The early 1930s constituted an ambiguous moment for the roughly three million Jews that resided in the Polish Republic. On the one hand, as recent scholars have emphasized, Polish Jews found numerous opportunities to partake in flourishing cultural and political projects that spanned the ideological spectrum from Zionism to Yiddishism to Polish integrationism to various brands of socialism. In addition, Josef Pilsudski’s government – while by no means an ally to Polish Jewry – was the lesser of two evils compared to the explicitly anti-Semitic Endecja regime that ruled the country by the end of the decade. At the same time, however, trouble lurked around every corner. Polish Jews found their earning opportunities deeply limited, due to both economic depression and a widespread social prejudice that blocked them from getting jobs. Even more concerning, the rise of fascist politics – in Poland and abroad – made clear the fledgling state’s weaknesses, and cast a shadow of doubt over any sense that acceptance would prevail over national hatred. Polish Jews now grappled with the possibility that Jewish life in Eastern Europe might not be feasible going forward. What was to be done amidst these precarious circumstances? How was one to plan for the future, both as an individual and as a member of a minority community? How was one to handle the anxiety of unclear and multifarious dangers?

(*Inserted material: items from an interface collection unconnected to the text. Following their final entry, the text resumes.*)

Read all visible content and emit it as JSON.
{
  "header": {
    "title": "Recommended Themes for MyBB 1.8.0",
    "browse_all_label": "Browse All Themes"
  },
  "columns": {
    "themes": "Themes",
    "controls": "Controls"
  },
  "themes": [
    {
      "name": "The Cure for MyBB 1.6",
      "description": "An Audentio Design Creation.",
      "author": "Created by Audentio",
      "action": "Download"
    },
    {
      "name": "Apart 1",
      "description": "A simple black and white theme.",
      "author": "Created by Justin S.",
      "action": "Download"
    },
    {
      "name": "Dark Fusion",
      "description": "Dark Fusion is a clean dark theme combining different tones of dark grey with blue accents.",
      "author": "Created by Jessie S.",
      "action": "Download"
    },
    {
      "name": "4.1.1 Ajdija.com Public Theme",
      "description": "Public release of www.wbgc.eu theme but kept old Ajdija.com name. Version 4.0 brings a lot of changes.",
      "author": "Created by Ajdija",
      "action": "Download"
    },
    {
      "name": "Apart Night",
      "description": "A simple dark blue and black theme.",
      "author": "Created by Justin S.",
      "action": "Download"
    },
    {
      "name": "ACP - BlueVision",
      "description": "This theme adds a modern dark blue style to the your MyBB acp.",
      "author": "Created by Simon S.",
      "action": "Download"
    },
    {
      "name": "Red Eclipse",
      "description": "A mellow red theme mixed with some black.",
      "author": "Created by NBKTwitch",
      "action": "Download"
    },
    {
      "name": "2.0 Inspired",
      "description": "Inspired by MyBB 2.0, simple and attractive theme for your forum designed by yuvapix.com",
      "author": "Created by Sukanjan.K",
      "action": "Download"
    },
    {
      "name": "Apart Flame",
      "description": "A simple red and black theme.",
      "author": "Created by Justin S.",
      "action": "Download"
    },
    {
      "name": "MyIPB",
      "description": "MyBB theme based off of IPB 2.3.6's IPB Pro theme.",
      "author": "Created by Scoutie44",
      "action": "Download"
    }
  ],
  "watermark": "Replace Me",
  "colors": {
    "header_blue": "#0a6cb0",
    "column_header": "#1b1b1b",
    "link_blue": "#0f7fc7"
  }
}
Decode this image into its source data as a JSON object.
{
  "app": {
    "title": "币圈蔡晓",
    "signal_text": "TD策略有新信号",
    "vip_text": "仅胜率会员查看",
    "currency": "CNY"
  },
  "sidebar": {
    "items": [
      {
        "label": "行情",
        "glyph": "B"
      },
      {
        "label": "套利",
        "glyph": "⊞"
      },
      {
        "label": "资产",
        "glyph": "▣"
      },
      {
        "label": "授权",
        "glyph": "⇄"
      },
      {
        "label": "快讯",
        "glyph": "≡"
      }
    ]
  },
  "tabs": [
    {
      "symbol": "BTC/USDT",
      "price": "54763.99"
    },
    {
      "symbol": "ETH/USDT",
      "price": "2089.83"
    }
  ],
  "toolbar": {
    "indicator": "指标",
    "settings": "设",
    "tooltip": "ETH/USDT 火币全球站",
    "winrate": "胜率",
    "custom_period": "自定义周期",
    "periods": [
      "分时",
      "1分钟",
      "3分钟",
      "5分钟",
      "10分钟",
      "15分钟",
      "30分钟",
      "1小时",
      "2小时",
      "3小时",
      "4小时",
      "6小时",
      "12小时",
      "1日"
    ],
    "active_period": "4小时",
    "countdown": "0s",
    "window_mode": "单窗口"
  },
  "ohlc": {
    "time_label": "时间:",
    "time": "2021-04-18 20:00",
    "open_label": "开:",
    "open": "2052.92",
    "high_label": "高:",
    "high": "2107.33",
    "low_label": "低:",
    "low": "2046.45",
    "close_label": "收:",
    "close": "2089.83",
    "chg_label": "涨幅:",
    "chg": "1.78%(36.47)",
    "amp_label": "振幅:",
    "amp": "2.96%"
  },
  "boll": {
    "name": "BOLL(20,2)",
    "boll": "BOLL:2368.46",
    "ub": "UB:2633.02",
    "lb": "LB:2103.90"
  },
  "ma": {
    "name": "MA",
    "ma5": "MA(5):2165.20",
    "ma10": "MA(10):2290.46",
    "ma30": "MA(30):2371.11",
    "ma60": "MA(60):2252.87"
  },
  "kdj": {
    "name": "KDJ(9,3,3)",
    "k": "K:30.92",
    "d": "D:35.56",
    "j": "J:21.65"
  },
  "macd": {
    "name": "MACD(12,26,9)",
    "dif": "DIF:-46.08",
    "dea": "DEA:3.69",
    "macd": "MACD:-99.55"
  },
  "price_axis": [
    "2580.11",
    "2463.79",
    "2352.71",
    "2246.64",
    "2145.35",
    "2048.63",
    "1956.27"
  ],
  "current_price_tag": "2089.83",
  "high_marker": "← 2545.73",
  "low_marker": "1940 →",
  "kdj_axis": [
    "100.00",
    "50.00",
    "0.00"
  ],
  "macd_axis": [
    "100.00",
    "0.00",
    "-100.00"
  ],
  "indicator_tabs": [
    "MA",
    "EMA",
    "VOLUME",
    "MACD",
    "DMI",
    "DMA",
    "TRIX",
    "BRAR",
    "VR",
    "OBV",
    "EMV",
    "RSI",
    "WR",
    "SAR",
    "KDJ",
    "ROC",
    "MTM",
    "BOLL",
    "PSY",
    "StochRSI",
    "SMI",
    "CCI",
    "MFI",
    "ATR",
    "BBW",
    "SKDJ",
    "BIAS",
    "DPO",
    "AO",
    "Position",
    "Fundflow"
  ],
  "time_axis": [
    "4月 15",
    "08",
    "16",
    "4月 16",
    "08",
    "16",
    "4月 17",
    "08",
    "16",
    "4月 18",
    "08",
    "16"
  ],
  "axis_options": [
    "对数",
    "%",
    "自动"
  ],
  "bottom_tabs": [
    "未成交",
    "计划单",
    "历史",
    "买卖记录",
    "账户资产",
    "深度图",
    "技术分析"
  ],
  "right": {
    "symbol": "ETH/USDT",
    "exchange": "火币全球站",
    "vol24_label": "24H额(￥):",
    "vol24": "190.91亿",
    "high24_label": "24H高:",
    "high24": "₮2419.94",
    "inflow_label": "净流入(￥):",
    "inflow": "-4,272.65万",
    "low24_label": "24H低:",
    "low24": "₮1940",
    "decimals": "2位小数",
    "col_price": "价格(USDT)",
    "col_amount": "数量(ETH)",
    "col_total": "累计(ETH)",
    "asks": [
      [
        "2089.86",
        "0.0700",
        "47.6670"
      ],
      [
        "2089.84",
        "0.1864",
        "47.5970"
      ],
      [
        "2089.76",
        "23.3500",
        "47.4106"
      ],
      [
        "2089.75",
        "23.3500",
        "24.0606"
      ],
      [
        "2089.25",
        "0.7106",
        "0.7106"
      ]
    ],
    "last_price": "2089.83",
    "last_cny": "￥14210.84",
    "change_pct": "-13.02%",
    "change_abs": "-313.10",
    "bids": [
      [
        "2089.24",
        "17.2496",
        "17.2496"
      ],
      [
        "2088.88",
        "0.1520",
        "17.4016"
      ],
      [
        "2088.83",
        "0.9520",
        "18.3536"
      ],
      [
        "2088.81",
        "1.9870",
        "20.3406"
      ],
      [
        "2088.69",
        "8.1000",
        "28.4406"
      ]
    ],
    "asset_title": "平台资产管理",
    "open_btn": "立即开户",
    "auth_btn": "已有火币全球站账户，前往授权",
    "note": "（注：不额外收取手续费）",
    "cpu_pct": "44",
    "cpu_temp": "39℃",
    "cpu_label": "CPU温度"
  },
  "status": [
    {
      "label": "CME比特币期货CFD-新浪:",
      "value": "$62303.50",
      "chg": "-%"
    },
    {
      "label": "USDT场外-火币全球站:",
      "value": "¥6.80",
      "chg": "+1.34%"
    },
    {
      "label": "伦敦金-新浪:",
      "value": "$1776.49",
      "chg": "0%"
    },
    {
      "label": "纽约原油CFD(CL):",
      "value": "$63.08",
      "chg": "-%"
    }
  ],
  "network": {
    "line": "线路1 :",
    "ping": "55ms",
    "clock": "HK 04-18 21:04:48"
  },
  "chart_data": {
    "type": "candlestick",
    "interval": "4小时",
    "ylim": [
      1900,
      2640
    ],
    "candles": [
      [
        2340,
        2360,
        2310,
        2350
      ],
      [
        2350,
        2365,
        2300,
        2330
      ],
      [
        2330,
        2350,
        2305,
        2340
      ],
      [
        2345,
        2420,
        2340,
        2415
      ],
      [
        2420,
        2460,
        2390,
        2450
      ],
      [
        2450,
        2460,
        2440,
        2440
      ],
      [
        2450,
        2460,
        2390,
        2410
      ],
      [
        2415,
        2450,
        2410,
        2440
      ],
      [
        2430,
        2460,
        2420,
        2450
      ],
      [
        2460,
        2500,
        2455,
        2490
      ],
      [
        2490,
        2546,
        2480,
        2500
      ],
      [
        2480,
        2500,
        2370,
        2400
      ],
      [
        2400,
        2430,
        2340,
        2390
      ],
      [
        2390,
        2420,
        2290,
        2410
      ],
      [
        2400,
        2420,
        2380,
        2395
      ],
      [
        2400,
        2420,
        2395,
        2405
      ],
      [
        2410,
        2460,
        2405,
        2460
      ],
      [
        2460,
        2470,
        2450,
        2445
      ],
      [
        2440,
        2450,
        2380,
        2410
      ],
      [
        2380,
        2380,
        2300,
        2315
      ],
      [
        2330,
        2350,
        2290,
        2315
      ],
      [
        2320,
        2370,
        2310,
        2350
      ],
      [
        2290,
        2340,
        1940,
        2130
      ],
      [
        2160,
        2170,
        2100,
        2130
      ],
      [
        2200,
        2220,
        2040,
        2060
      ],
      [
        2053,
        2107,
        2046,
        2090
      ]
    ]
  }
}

In his new volume An Unchosen People: Jewish Political Reckoning in Interwar Poland (Harvard UP, 2021), Kenneth Moss has resurrected the mentalité of those that struggled daily with these questions, illustrating what it meant for Polish Jews to grope for meaning in the face of constant uncertainty and real dread. To accomplish this task, Moss has assembled and examined an astounding breadth of documents produced by people from throughout Polish Jewish society. Readers will find analyses of Polish Jewish intellectual luminaries like Max Weinreich, Jacob Lestschinsky and Chaim Grade, each of whom allowed recent events to influence and mutate their understandings of Jewish life and community. Moss also shines a light on more common Jews that no less vociferously sought to forge practical and pragmatic solutions to their increasingly dire situations. The result is a monograph dedicated to the daily experience of minority life in the modern world; a world permeated by a sense of unease at what tomorrow might bring.James Benjamin Nadel is a Ph.D. student in the Department of History at Columbia University.